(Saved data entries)
☆ ☆ ☆
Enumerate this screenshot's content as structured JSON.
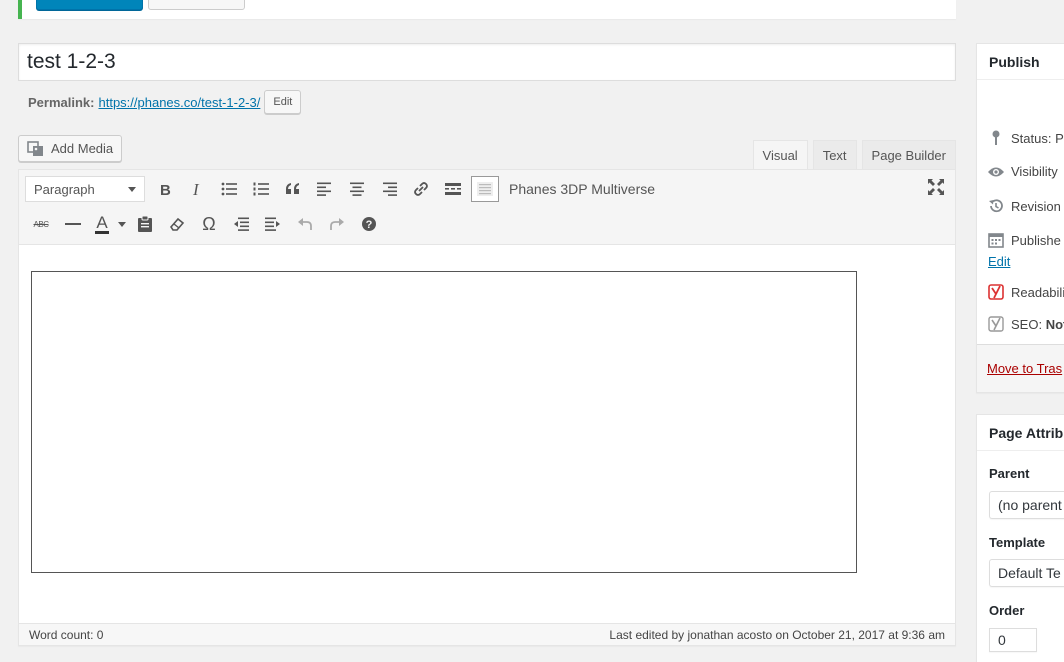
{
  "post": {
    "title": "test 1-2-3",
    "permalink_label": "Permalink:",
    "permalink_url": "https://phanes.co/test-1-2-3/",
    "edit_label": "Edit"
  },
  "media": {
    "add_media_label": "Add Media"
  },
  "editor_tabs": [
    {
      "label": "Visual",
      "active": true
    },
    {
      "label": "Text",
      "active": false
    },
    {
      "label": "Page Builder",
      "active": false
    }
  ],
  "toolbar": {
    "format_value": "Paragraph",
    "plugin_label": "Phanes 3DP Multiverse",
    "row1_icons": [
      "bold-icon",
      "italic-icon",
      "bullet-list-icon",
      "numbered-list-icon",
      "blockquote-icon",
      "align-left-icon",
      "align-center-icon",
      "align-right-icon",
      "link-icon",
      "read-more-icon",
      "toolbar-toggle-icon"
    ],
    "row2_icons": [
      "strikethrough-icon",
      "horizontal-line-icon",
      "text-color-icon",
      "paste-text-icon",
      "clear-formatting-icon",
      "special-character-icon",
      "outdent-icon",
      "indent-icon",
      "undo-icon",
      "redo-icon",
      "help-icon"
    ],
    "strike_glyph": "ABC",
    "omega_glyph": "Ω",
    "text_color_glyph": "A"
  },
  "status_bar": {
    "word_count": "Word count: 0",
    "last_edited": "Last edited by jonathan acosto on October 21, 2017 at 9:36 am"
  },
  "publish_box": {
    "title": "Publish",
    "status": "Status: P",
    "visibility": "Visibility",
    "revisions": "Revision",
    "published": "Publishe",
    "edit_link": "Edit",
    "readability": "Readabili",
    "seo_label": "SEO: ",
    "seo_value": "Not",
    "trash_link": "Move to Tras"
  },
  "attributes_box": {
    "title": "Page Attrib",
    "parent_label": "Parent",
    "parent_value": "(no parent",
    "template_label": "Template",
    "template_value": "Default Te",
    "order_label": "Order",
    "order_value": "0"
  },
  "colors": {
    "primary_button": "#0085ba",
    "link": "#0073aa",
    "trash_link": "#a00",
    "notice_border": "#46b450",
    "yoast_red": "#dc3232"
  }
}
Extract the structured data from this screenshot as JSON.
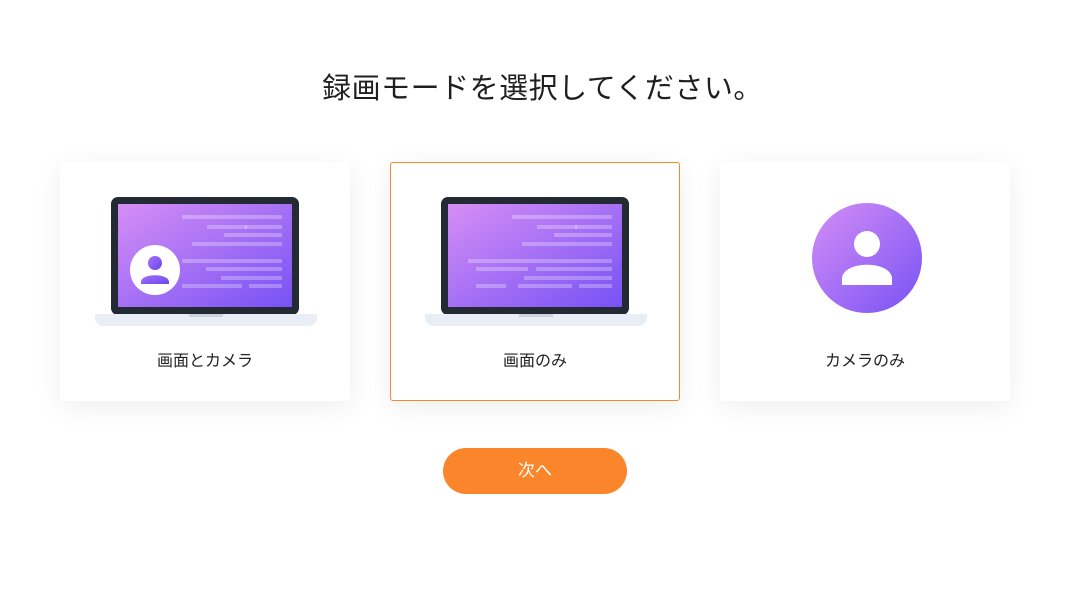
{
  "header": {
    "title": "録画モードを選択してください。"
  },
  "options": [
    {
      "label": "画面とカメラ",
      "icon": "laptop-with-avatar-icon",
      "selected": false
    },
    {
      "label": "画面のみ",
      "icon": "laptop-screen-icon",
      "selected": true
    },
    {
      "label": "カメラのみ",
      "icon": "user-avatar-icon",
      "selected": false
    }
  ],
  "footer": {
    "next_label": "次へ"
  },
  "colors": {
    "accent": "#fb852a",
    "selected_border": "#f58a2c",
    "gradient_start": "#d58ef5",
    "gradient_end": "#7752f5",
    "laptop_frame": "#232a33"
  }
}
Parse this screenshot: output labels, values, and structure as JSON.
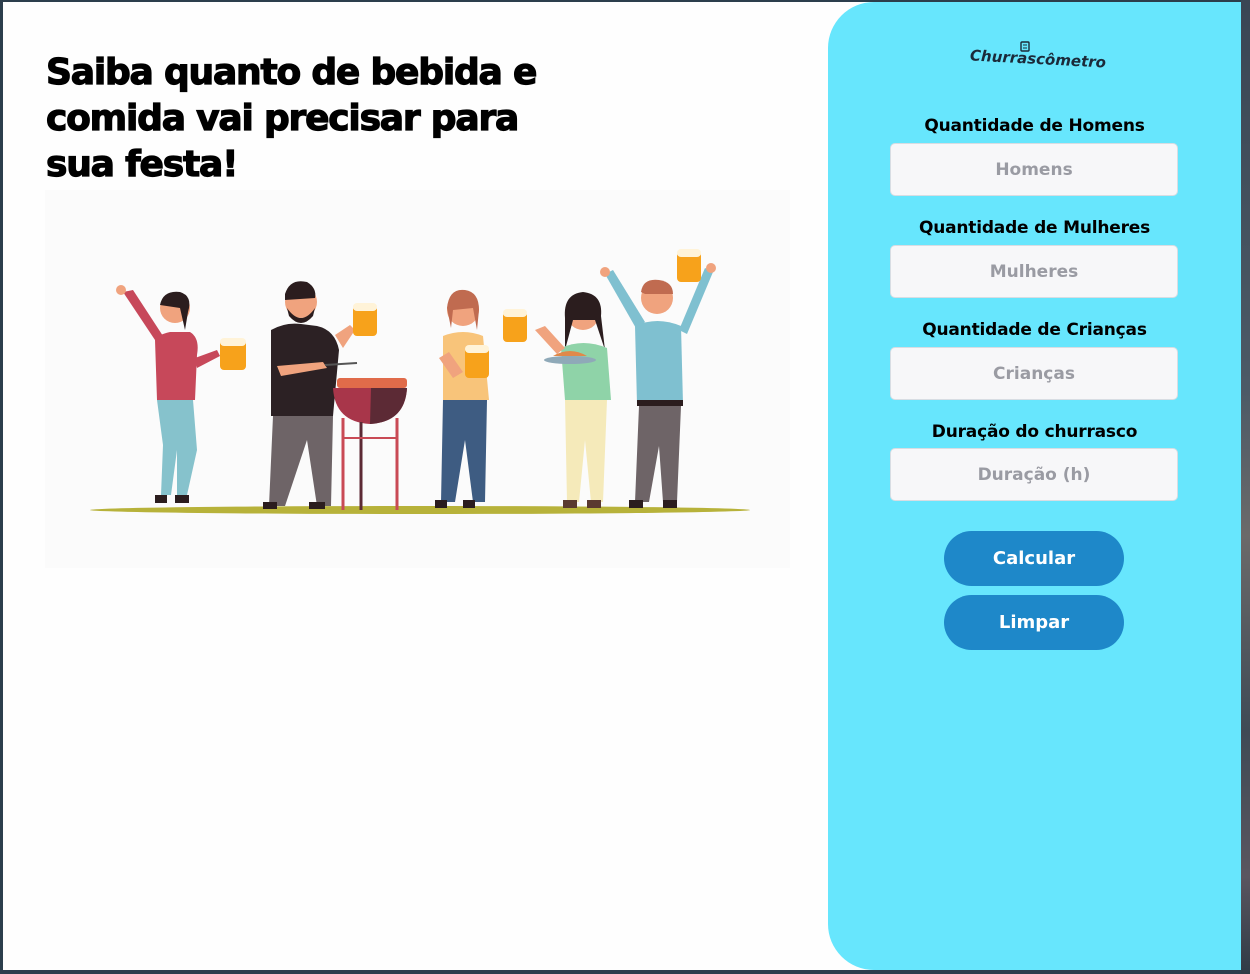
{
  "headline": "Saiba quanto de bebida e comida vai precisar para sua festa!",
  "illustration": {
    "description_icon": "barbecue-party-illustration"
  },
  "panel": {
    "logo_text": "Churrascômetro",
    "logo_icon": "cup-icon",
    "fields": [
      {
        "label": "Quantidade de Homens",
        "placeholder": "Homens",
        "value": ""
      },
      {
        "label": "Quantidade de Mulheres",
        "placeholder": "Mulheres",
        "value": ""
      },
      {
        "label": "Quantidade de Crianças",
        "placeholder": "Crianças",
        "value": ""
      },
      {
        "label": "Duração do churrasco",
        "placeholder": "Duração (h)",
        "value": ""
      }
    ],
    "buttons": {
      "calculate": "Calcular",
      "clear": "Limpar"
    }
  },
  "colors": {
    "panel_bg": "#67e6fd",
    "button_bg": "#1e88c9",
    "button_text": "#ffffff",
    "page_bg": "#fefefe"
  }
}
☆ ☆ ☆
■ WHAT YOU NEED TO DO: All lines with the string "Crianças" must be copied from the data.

■ WRITTEN RESPONSE:
        "label": "Quantidade de Crianças",
        "placeholder": "Crianças",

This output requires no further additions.